With newfound power and drivability, the American V8 faced a credible treat from within. Ford, the near-bankrupt automaker, coined a marketing phrase for their efforts: "Power on Demand." The return of gas on demand (for peanuts) put paid to that process.
Still, in the middle of the 1984 model year, The Blue Oval Boyz' skunkworks produced something quite EcoBoost-ish: the turbocharged and intercooled four-cylinder Mustang SVO. With a bevy of braking, suspension and cosmetic improvements, this top-dollar Pony Car courted BMW 3-series buyers with more performance for less bread. Of course, such badge snobbery requires a premium over a V8 motivated Mustang. To the tune of $6k. Ouch.
The extra clams bought you a full 175hp, equaling the Mustang GT's carbureted V8. Come 1985, this ‘riod-infused Pinto added thirty ponies and boasted better mileage than the V8. The four-pot Mustang delivered on all those early promises of cake-and-eat-it-too power and fuel economy combo. Sort of.
In reality, the SVO was a cobbled-up wannabe, still sporting that cheap fox-body Fairmont dashboard. The dynamic improvements simply didn't cut it for an upper-crust offering. In typical Detroit fashion, factory rebates countered the SVO's sticker shock and eventually moved the metal. But it wasn't exactly what you'd call breakthrough engineering.
By 1986, the four-pot Mustang SVO was dead– and not just because gas was cheap (and, of course, available). The V8 alternative– a fuel-injected, 200hp, 5.0-liter Mustang– sold for just $10k. Once these new fuel-injected V8 ‘Stangs hit the ground, even a Blue Oval bureaucrat could predict the SVO's demise.

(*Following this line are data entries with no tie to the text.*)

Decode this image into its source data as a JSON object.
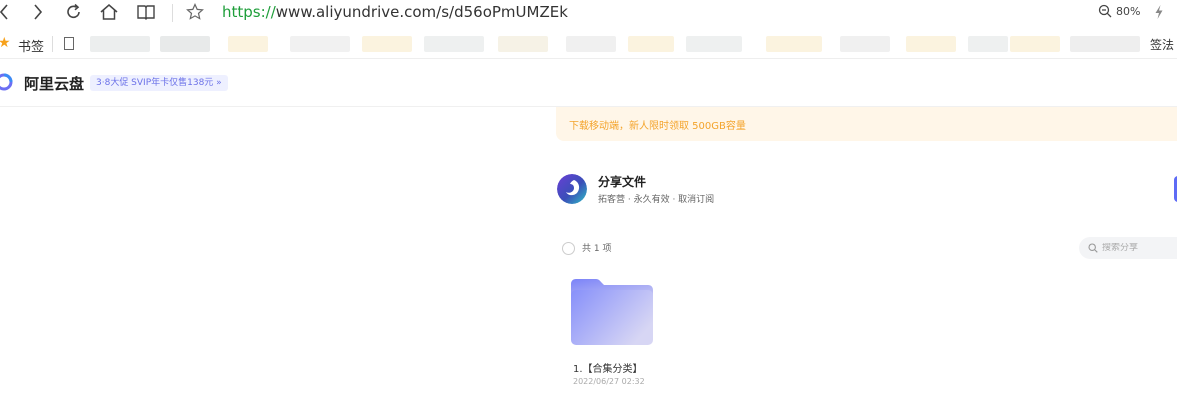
{
  "browser": {
    "url_protocol": "https://",
    "url_rest": "www.aliyundrive.com/s/d56oPmUMZEk",
    "zoom": "80%",
    "icons": [
      "back-icon",
      "forward-icon",
      "refresh-icon",
      "home-icon",
      "reader-icon",
      "star-icon",
      "zoom-icon",
      "lightning-icon"
    ]
  },
  "bookmarks": {
    "label": "书签",
    "right_label": "签法"
  },
  "app": {
    "brand": "阿里云盘",
    "promo": "3·8大促 SVIP年卡仅售138元 »"
  },
  "banner": {
    "text": "下载移动端，新人限时领取 500GB容量"
  },
  "share": {
    "title": "分享文件",
    "meta": "拓客营 · 永久有效 · 取消订阅",
    "count": "共 1 项",
    "search_placeholder": "搜索分享"
  },
  "files": [
    {
      "name": "1.【合集分类】",
      "date": "2022/06/27 02:32",
      "type": "folder"
    }
  ],
  "colors": {
    "url_green": "#1e9e3a",
    "accent": "#5e6bf5",
    "banner_bg": "#fff6e8",
    "banner_text": "#f4a42c",
    "promo_bg": "#eef0ff"
  }
}
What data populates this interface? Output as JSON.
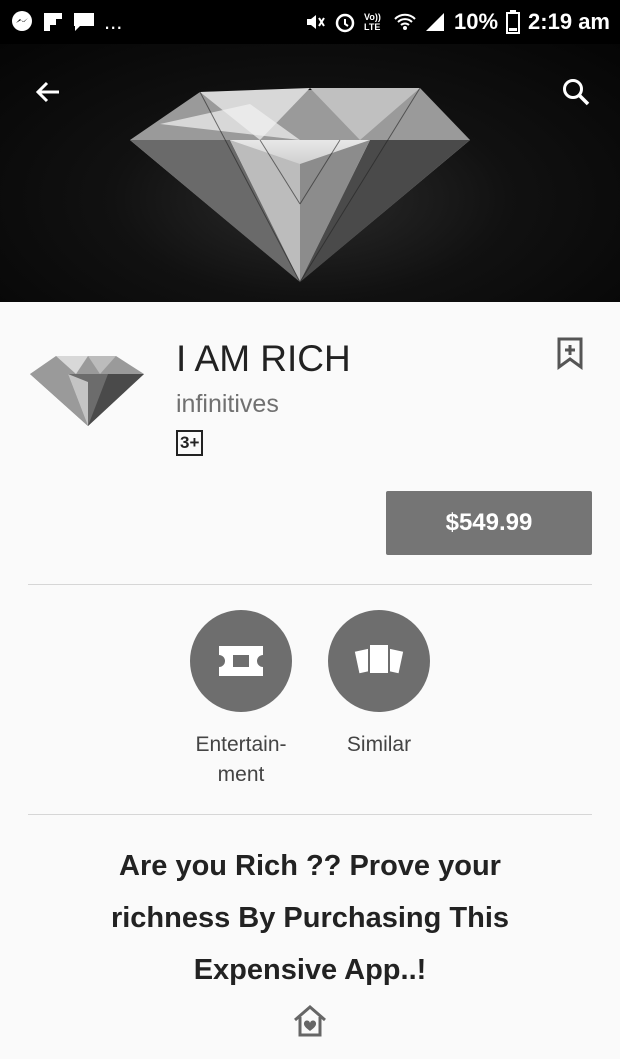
{
  "status_bar": {
    "battery": "10%",
    "time": "2:19 am",
    "network_label": "Vo)) LTE"
  },
  "app": {
    "title": "I AM RICH",
    "developer": "infinitives",
    "content_rating": "3+",
    "price": "$549.99"
  },
  "actions": {
    "category_label": "Entertain-\nment",
    "similar_label": "Similar"
  },
  "description": "Are you Rich ?? Prove your richness By Purchasing This Expensive App..!",
  "icons": [
    "messenger-icon",
    "flipboard-icon",
    "chat-icon",
    "mute-icon",
    "alarm-icon",
    "wifi-icon",
    "signal-icon",
    "battery-icon",
    "back-icon",
    "search-icon",
    "bookmark-add-icon",
    "ticket-icon",
    "cards-icon",
    "home-icon"
  ],
  "colors": {
    "price_button": "#757575",
    "circle_button": "#6e6e6e",
    "hero_background": "#0a0a0a"
  }
}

Ford's "new" era of the small block V8s was EEC-IV powered, with a long runner intake and eight sequentially firing fuel injectors. In Mustang terms, the finale was a (1987) Pony Car with a robust 225hp and a jaw-dropping 300lb-ft of torque. With tall gearing, the V8 was one or two MPG thirstier than the turbo-four AND it ran on regular gas. It was cheaper, smoother and didn't know the meaning of heat soak or turbo lag.
Today, Ford's putting its remaining eggs into an "EcoBoost" shaped basket: a line of turbocharged motors promoted as more efficient than "larger displacement engines." In fact, the autoblogosphere is buzzing over a rumored comeback of the mighty SVO, in EcoBoosted form. It appears that only the player's names changed.
Given today's Energy Crisis 3.0, Dearborn's quest for the last possible mile per gallon is understandable. And the small cars that the Blue Oval's rushing to market require small yet powerful engines. But compared to normally aspirated engines, turbo powerplants are relatively expensive and more complex. And that means they're more expensive to maintain and repair.
If Ford stands for one thing– which it should– it's simple, robust and affordable vehicles and powertrains. In the rush to satisfy federal fuel economy regulations, Ford would do well to remember history, and not overlook the modern, efficient V8's appeal to their core audience.
Hang on; while Ford PR is promoting EcoBoost like there's no tomorrow (which may well be true), the Blue Oval's boffins have been busy developing their next generation 5.0-liter V8. The new engine leapfrogs the 1980s upgrades with a cutting-edge direct injection system (similar to its EcoBoost siblings). The new 5.0 will be faster, cheaper to produce and easier to repair. It's an "honest" component delivered in the true spirit of the Ford brand.